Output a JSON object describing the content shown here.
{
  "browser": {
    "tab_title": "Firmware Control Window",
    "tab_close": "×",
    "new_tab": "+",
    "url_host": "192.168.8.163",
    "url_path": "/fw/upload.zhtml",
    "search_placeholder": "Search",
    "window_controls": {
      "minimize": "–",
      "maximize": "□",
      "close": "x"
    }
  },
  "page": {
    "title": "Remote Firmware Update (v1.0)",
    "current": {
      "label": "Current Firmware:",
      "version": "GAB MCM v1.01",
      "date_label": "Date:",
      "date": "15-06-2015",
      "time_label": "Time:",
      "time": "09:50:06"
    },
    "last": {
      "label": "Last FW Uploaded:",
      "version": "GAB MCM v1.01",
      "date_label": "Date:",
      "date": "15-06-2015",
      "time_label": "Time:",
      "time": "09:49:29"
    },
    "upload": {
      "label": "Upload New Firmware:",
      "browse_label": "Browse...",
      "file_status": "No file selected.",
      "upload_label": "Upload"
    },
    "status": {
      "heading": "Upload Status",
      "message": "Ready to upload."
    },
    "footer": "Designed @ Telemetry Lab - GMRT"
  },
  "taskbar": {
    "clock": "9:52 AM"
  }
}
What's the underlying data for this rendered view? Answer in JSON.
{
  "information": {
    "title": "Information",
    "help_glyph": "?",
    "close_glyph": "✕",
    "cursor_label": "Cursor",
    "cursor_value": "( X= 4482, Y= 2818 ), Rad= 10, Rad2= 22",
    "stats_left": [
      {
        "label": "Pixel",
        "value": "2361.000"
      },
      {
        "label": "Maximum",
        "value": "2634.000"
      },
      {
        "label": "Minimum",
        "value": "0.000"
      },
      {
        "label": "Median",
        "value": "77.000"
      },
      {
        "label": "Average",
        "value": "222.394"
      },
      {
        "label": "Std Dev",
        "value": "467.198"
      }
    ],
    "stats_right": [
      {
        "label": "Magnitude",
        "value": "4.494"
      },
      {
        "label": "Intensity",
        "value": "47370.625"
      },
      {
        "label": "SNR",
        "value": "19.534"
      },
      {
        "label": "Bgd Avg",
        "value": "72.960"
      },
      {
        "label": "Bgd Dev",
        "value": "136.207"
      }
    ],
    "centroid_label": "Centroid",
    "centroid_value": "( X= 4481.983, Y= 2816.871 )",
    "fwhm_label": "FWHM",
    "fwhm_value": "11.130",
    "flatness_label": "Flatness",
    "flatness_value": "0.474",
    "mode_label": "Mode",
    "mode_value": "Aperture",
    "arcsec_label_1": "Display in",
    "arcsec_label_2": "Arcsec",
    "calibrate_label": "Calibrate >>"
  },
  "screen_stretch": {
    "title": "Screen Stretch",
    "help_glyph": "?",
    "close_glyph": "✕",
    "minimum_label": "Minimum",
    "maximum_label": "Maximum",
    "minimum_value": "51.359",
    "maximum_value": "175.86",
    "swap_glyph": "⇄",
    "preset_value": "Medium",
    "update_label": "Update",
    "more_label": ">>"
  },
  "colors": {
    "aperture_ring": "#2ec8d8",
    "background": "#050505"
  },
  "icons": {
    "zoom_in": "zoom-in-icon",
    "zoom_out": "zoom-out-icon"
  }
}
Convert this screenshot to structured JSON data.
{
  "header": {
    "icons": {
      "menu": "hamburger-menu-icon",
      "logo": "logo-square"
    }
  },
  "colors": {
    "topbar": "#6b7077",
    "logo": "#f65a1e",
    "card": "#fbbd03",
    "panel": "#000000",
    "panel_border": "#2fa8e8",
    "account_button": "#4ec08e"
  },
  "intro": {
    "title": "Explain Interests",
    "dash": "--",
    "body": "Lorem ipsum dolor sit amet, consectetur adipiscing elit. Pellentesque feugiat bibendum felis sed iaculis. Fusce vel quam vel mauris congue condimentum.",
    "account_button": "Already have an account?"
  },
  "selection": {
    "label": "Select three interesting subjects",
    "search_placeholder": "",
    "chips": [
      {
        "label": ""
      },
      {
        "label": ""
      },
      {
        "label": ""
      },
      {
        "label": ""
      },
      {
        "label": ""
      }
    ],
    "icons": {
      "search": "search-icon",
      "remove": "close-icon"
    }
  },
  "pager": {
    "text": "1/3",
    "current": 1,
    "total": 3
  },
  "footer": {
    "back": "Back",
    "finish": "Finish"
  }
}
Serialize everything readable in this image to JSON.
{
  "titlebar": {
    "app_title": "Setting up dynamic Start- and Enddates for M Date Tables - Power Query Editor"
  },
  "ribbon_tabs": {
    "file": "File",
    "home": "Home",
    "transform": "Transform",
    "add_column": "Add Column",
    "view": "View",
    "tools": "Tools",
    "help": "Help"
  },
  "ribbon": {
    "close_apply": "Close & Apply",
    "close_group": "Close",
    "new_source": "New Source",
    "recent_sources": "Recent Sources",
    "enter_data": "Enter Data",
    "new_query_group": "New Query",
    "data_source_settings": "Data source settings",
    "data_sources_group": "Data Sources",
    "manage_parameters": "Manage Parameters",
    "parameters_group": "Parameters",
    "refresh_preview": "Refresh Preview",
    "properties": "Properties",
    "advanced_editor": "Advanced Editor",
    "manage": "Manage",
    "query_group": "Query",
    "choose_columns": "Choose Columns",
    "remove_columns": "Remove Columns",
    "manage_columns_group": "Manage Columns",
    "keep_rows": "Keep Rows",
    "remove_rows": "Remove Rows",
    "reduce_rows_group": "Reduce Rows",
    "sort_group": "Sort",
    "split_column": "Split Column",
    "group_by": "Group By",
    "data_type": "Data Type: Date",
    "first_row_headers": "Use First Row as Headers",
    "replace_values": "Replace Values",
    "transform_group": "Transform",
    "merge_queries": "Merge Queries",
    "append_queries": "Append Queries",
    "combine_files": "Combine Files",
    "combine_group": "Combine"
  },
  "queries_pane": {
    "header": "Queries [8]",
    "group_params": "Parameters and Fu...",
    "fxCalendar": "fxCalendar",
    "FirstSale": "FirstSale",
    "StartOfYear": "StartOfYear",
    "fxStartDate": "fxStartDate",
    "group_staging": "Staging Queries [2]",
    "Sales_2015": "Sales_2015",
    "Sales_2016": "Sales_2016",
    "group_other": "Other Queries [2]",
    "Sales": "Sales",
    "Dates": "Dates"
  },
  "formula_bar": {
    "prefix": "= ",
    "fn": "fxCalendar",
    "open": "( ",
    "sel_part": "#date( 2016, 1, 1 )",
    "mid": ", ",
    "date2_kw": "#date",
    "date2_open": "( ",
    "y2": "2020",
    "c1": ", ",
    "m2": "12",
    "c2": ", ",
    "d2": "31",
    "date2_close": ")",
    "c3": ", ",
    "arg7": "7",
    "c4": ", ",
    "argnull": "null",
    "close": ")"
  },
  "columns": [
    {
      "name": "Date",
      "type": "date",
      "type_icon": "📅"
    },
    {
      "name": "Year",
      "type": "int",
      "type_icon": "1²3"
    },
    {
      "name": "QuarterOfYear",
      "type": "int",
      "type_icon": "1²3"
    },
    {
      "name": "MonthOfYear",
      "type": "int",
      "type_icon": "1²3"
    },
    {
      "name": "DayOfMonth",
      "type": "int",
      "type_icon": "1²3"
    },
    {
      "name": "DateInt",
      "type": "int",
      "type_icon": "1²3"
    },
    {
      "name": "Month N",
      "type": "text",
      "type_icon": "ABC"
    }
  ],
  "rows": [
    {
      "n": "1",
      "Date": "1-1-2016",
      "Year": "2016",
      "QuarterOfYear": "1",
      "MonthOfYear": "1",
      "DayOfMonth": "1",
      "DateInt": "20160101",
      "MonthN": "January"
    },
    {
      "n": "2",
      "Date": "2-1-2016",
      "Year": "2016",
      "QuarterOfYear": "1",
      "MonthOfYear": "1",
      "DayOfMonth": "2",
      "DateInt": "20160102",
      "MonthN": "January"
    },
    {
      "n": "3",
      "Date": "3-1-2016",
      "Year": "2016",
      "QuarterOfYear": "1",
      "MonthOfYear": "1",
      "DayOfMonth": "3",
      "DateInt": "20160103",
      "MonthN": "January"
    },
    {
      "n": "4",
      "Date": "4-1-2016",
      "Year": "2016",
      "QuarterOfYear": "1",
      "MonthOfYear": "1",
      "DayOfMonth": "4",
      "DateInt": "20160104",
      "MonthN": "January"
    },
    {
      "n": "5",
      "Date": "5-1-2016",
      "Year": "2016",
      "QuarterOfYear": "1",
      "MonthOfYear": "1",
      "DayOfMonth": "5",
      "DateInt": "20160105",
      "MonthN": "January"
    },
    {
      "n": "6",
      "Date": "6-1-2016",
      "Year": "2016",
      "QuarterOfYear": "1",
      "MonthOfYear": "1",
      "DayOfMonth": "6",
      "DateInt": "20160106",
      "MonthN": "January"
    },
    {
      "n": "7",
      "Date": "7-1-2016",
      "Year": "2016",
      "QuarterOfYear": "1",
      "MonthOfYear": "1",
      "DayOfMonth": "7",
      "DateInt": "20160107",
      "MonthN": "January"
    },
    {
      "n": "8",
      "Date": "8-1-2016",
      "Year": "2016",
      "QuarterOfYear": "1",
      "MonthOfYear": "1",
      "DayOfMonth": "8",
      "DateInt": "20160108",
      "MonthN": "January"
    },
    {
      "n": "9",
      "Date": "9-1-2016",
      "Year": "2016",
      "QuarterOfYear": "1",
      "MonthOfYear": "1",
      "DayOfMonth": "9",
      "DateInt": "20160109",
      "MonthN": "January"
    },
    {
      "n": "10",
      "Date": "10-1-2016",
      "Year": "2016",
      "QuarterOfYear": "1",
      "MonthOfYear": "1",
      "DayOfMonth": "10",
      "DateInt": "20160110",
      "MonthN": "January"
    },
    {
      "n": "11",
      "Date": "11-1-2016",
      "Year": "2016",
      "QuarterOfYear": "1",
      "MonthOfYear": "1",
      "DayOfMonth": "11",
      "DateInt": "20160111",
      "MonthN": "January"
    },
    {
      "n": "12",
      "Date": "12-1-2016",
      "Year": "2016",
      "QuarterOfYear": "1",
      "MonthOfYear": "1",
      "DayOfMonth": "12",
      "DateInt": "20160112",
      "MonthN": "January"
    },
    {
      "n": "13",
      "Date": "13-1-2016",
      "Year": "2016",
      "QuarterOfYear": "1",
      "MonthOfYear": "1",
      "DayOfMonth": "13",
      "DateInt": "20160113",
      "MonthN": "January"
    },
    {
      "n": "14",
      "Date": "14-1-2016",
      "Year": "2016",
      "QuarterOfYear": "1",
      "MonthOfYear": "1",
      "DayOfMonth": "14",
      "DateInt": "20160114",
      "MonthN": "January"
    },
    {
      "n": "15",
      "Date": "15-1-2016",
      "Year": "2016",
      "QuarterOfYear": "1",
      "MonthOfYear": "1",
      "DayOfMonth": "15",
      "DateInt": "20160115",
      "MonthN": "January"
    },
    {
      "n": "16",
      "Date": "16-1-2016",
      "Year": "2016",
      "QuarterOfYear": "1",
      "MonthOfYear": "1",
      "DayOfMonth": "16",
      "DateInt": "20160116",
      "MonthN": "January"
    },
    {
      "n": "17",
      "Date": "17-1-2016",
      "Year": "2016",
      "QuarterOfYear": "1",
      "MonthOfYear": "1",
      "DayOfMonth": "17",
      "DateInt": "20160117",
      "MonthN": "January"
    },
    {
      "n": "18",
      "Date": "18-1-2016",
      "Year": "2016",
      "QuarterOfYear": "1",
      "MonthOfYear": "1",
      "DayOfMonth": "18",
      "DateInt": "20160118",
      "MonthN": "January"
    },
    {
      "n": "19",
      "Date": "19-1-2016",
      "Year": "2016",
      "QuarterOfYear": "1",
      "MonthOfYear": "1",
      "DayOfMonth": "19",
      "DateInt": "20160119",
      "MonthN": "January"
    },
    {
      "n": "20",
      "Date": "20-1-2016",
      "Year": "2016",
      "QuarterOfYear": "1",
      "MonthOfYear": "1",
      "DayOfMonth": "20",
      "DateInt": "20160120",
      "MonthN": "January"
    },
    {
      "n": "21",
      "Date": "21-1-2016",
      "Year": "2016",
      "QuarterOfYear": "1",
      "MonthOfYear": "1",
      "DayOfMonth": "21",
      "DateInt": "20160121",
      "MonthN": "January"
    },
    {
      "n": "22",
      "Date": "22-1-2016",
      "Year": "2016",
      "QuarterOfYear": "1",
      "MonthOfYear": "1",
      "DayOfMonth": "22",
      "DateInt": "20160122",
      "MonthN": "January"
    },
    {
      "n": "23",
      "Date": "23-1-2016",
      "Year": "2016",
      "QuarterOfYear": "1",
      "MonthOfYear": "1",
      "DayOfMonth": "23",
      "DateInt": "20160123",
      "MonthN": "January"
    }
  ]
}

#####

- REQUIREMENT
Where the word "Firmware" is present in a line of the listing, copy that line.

- EXERCISE RESULT
    "tab_title": "Firmware Control Window",
    "title": "Remote Firmware Update (v1.0)",
      "label": "Current Firmware:",
      "label": "Upload New Firmware:",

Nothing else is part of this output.